Cape Town – Artificial Intelligence (AI) is both exciting and challenging with its fascinating possibilities and existential risks.
Speaking at AfricaTech Week, in Cape Town on Thursday, (4 May 2023), University of Johannesburg Professor Arthur Mutambara noted that there has been an “exponential growth of AI capabilities from basic intelligence to millipede level, mouse level, monkey level, average Joe/Jane level, Albert Einstein level, and beyond Albert Einstein.”
While Artificial General Intelligence (AGI) and Generative AI (e.g. ChatGPT) have generated a lot of excitement and debate, Professor Mutambara said they provided new “opportunities and dangers”.
Even though the opportunities were immense, he warned of possible dangers and risks such as privacy violation, bias, discrimination, copyright violation, lack of accountability, insecurity, job losses, autonomous weapons, cyber-attacks, and terrorism.
Professor Mutambara said concerns were that AI could eventually become so powerful that it poses an existential threat to humanity, either by accident or design.
“What happens when we have a million Intelligent Agents whose capabilities are beyond those of Albert Einstein, Isaac Newton, Elon Musk, Prof Edward Witten, or Prof Andrew Wiles?” asked Professor Mutambara.
Professor Mutambara said the question frequently asked was how human beings can control a society or world with a million such highly intelligent agents.

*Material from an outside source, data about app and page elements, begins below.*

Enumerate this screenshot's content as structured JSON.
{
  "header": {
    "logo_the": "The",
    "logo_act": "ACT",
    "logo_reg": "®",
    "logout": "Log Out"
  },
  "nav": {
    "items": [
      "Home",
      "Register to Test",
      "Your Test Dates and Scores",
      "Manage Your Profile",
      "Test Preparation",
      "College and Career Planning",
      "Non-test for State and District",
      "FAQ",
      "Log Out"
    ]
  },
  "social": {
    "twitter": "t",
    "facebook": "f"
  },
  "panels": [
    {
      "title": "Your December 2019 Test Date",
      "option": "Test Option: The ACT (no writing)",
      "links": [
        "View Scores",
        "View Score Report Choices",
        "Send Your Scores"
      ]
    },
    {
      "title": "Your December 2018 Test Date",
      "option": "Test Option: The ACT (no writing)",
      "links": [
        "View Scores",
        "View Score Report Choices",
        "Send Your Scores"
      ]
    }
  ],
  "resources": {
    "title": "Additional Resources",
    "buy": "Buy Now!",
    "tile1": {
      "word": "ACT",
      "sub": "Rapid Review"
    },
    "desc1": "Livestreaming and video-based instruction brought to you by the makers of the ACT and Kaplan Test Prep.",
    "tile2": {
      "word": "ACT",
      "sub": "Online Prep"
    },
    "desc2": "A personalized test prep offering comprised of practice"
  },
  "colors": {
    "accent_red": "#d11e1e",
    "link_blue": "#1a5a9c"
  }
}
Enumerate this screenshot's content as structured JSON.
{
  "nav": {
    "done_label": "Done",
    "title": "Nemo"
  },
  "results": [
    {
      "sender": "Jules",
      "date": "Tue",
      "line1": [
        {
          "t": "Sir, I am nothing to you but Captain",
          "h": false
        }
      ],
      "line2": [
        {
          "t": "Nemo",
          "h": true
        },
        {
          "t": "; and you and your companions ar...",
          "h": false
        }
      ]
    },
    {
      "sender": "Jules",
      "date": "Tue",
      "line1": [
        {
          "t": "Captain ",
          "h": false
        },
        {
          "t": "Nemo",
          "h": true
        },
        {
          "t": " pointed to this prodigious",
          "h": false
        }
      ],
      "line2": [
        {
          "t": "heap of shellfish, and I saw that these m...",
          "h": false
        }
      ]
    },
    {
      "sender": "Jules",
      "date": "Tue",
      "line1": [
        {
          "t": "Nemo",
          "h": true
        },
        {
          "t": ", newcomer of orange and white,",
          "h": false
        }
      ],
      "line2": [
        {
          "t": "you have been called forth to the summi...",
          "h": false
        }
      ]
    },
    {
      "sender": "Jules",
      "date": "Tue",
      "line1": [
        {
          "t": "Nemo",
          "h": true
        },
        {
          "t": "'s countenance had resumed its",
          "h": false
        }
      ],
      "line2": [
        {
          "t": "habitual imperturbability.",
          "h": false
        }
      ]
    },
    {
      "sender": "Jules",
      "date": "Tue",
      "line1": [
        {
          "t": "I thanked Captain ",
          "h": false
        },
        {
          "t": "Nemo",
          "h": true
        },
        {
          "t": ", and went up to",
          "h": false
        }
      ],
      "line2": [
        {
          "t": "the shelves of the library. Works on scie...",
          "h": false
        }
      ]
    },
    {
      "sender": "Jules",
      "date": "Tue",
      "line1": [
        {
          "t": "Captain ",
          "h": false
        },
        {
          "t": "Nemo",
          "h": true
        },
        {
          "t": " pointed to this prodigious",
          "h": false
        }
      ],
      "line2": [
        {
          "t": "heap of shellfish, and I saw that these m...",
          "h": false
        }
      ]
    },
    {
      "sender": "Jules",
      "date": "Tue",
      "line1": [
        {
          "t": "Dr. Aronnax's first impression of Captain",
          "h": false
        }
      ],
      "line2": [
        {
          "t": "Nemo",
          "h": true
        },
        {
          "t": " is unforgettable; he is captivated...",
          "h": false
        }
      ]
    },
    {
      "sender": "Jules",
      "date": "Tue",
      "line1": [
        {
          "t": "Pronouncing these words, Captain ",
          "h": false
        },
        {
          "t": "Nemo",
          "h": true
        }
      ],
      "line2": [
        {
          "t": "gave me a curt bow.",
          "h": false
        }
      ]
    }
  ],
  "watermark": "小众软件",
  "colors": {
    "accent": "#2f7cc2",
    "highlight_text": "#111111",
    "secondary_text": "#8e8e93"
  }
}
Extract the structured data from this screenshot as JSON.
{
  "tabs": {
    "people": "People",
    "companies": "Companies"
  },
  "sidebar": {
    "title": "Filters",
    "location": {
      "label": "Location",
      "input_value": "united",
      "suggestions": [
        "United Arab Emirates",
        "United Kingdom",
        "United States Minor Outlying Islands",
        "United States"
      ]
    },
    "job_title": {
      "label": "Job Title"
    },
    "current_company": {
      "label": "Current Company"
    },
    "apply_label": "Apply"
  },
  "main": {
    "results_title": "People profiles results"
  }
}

He said when mitigating the dangers and risks it must be remembered that many of these “AI dangers and challenges” were not inherent to Artificial Intelligence itself.
“They arise from how AI is developed, deployed, and regulated,” explained Professor Mutambara.
“Have diverse teams of AI developers and regulators that include women, Africans, Blacks, and different cultures/languages.
“Accept the destruction of some jobs, prepare (acquire new capabilities and skills) for the new AI jobs and AI-modified jobs.
“AI must be developed in an ethical and responsible manner, with appropriate safeguards in place to mitigate these risks.”
Professor Mutambara acknowledged that existential risk remains an open question.
He, however, suggested that: “We must concentrate on responsible AI for solving global problems and improving the quality of life of all people across the world”.
“Africans must be key players (not just consumers) in the development of AI. Africans must proactively use AI to solve their socio-economic problems.”
Professor Mutambara said AGI and strong AI remain largely areas of active research – inconclusive work in progress.
Whether and when such systems will be fully developed are open questions.
“Ethical considerations, religious beliefs, or fear of the unknown cannot be allowed to deter the pursuit of both AGI and strong AI,” said Professor Mutambara.
“The research and experimentation must continue. Once technology has been invented, it cannot be uninvented.
“Once the genie is out of the bottle, nobody can put it back.
“Brace yourself for a brave AI-driven new world fraught with both opportunities and threats.”